→ Source material:
———

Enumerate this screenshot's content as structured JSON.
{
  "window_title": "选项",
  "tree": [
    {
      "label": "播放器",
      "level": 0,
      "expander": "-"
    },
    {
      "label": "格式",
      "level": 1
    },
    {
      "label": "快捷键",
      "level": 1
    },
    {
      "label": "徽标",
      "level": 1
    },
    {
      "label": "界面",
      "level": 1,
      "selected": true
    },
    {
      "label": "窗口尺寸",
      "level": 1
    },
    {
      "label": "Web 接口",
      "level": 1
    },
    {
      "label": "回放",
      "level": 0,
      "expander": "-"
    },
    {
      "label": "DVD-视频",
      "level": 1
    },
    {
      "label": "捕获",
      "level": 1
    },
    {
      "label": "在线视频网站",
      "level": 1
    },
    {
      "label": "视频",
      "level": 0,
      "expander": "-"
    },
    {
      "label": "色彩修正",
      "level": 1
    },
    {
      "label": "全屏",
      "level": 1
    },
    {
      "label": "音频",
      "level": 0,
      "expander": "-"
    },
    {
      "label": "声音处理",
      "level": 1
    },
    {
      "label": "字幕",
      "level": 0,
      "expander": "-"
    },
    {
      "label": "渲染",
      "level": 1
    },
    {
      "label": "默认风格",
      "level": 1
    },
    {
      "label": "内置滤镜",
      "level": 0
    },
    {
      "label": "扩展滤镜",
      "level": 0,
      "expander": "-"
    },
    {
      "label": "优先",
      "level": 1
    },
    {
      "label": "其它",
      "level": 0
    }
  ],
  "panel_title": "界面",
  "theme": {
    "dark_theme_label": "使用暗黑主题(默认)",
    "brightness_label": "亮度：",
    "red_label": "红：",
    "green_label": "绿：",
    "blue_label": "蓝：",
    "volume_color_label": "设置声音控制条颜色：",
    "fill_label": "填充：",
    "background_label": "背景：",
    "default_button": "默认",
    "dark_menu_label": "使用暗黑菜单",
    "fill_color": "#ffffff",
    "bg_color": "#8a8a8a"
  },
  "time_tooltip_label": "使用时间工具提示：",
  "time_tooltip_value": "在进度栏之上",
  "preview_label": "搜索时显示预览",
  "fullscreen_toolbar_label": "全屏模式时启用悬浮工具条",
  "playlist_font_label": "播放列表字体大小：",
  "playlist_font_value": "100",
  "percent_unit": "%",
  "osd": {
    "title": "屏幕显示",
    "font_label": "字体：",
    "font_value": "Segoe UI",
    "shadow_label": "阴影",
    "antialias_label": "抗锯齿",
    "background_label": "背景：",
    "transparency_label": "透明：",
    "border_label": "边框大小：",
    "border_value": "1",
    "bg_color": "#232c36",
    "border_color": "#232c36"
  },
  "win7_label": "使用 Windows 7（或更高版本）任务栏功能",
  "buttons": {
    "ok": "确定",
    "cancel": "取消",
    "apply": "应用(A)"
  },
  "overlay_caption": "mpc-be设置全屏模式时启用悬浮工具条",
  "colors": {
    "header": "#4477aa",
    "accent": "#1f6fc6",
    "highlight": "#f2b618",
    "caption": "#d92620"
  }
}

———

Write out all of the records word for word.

Enumerate this screenshot's content as structured JSON.
{
  "window_title": "选项",
  "tree": [
    {
      "label": "播放器",
      "level": 0,
      "expander": "-"
    },
    {
      "label": "格式",
      "level": 1
    },
    {
      "label": "快捷键",
      "level": 1
    },
    {
      "label": "徽标",
      "level": 1
    },
    {
      "label": "界面",
      "level": 1,
      "selected": true
    },
    {
      "label": "窗口尺寸",
      "level": 1
    },
    {
      "label": "Web 接口",
      "level": 1
    },
    {
      "label": "回放",
      "level": 0,
      "expander": "-"
    },
    {
      "label": "DVD-视频",
      "level": 1
    },
    {
      "label": "捕获",
      "level": 1
    },
    {
      "label": "在线视频网站",
      "level": 1
    },
    {
      "label": "视频",
      "level": 0,
      "expander": "-"
    },
    {
      "label": "色彩修正",
      "level": 1
    },
    {
      "label": "全屏",
      "level": 1
    },
    {
      "label": "音频",
      "level": 0,
      "expander": "-"
    },
    {
      "label": "声音处理",
      "level": 1
    },
    {
      "label": "字幕",
      "level": 0,
      "expander": "-"
    },
    {
      "label": "渲染",
      "level": 1
    },
    {
      "label": "默认风格",
      "level": 1
    },
    {
      "label": "内置滤镜",
      "level": 0
    },
    {
      "label": "扩展滤镜",
      "level": 0,
      "expander": "-"
    },
    {
      "label": "优先",
      "level": 1
    },
    {
      "label": "其它",
      "level": 0
    }
  ],
  "panel_title": "界面",
  "theme": {
    "dark_theme_label": "使用暗黑主题(默认)",
    "brightness_label": "亮度：",
    "red_label": "红：",
    "green_label": "绿：",
    "blue_label": "蓝：",
    "volume_color_label": "设置声音控制条颜色：",
    "fill_label": "填充：",
    "background_label": "背景：",
    "default_button": "默认",
    "dark_menu_label": "使用暗黑菜单",
    "fill_color": "#ffffff",
    "bg_color": "#8a8a8a"
  },
  "time_tooltip_label": "使用时间工具提示：",
  "time_tooltip_value": "在进度栏之上",
  "preview_label": "搜索时显示预览",
  "fullscreen_toolbar_label": "全屏模式时启用悬浮工具条",
  "playlist_font_label": "播放列表字体大小：",
  "playlist_font_value": "100",
  "percent_unit": "%",
  "osd": {
    "title": "屏幕显示",
    "font_label": "字体：",
    "font_value": "Segoe UI",
    "shadow_label": "阴影",
    "antialias_label": "抗锯齿",
    "background_label": "背景：",
    "transparency_label": "透明：",
    "border_label": "边框大小：",
    "border_value": "1",
    "bg_color": "#232c36",
    "border_color": "#232c36"
  },
  "win7_label": "使用 Windows 7（或更高版本）任务栏功能",
  "buttons": {
    "ok": "确定",
    "cancel": "取消",
    "apply": "应用(A)"
  },
  "overlay_caption": "mpc-be设置全屏模式时启用悬浮工具条",
  "colors": {
    "header": "#4477aa",
    "accent": "#1f6fc6",
    "highlight": "#f2b618",
    "caption": "#d92620"
  }
}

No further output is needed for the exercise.